The King appears as a “carnivorous animal” and unlike other rulers, he wanted to be an ideal King and thinks “whatever he does is perfect” and foolishly announces, “Later this year the capital of my empire will be moved from Delhi to Daulatabad” and orders “Everyone must leave… Nothing but an empty graveyard of will satisfy me now.” By shifting his capital to the city of the Hindus, he hopes to win the confidence of the Hindus and help foster the Hindu-Muslim unity.
The cruelties of the Sultan find no end. When he comes to know of his stepmother’s killing of the Najib, he mercilessly orders “I want her stoned to death publicly tomorrow morning”. When his stepmother taunts him for killing his father, brother and Sheikh, Tughlaq claims that he has killed them for an ideal. He himself says, “I killed them–yes–but killed them for an ideal” because “They gave me what I wanted power, strength to shape my thoughts, strength to act, strength to recognize myself.”
Tughlaq desecrates prayer by using it as a means for political ends. At first he decrees religious punishment for failure to pray five times a day. Later, he bans prayer itself and punishes those who pray. Again, after sometime, he announces that “henceforth every Muslim will pray five times a day as enjoined by the Holy Koran and declare himself a Faithful slave of the Lord.” Later on towards the end, he admits his mistake and the wisest fool in the empire that he has become, he cries for God’s help:
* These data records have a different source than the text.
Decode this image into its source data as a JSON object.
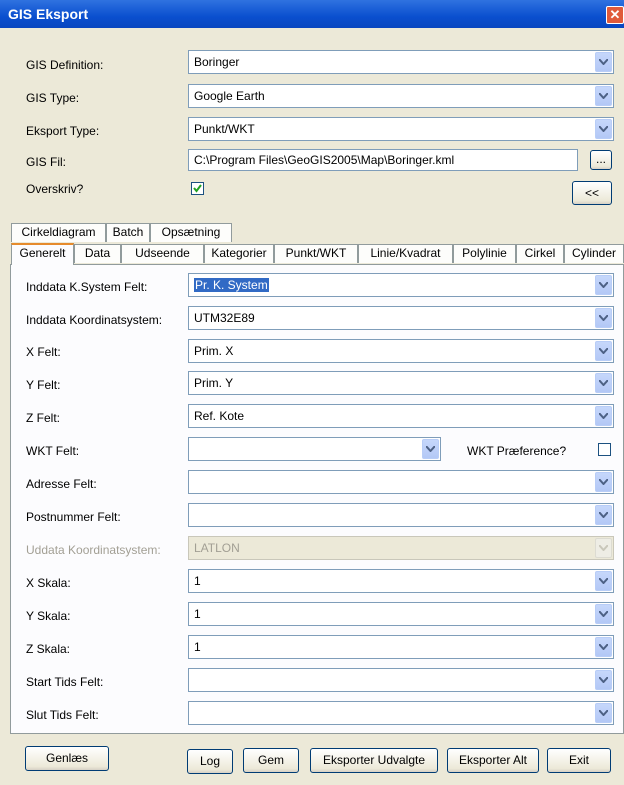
{
  "window": {
    "title": "GIS Eksport"
  },
  "top": {
    "definition_label": "GIS Definition:",
    "definition_value": "Boringer",
    "type_label": "GIS Type:",
    "type_value": "Google Earth",
    "export_type_label": "Eksport Type:",
    "export_type_value": "Punkt/WKT",
    "file_label": "GIS Fil:",
    "file_value": "C:\\Program Files\\GeoGIS2005\\Map\\Boringer.kml",
    "browse_label": "...",
    "overwrite_label": "Overskriv?",
    "overwrite_checked": true,
    "collapse_label": "<<"
  },
  "tabs_row1": [
    "Cirkeldiagram",
    "Batch",
    "Opsætning"
  ],
  "tabs_row2": [
    "Generelt",
    "Data",
    "Udseende",
    "Kategorier",
    "Punkt/WKT",
    "Linie/Kvadrat",
    "Polylinie",
    "Cirkel",
    "Cylinder"
  ],
  "fields": {
    "ks_label": "Inddata K.System Felt:",
    "ks_value": "Pr. K. System",
    "coord_label": "Inddata Koordinatsystem:",
    "coord_value": "UTM32E89",
    "x_label": "X Felt:",
    "x_value": "Prim. X",
    "y_label": "Y Felt:",
    "y_value": "Prim. Y",
    "z_label": "Z Felt:",
    "z_value": "Ref. Kote",
    "wkt_label": "WKT Felt:",
    "wkt_value": "",
    "wkt_pref_label": "WKT Præference?",
    "address_label": "Adresse Felt:",
    "address_value": "",
    "postal_label": "Postnummer Felt:",
    "postal_value": "",
    "out_coord_label": "Uddata Koordinatsystem:",
    "out_coord_value": "LATLON",
    "xscale_label": "X Skala:",
    "xscale_value": "1",
    "yscale_label": "Y Skala:",
    "yscale_value": "1",
    "zscale_label": "Z Skala:",
    "zscale_value": "1",
    "start_label": "Start Tids Felt:",
    "start_value": "",
    "end_label": "Slut Tids Felt:",
    "end_value": ""
  },
  "buttons": {
    "reload": "Genlæs",
    "log": "Log",
    "save": "Gem",
    "export_selected": "Eksporter Udvalgte",
    "export_all": "Eksporter Alt",
    "exit": "Exit"
  }
}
God, God in Heaven, please help me. Please don’t let go off my hand. My skin drips with blood and I don’t know how much of it is mine and how much of others…. Clean me; cover me with Your Infinite Mercy.
The handling of the theme suggests that it transcends Muhammad Tughlaq of a specific period and encompasses men of all times. Ultimately the message conveyed by the dramatist is that God alone is the Supreme Being and not man:
Alla – Ho – Akbar! Alla – Ho – Akbar!
Ashahado La Elaha Illilah.
Tughlaq has become the classic of the contemporary age through this eponymous and enigmatic character, the doomed dreamer, very well resembles Martin Luther King whose dreams were also shattered by destiny. Like Marlowe’s heroes namely, Tamburlaine, Doctor Faustus and Jew of Malta, Tughlaq, like a megalomaniac, is fully convinced that he alone knows what is good for others and he alone is capable of achieving it for them. The play greatly appealed to the Indian audience because it reflected the political mood of disillusionment, which prevailed in the Nehru era of idealism in the country.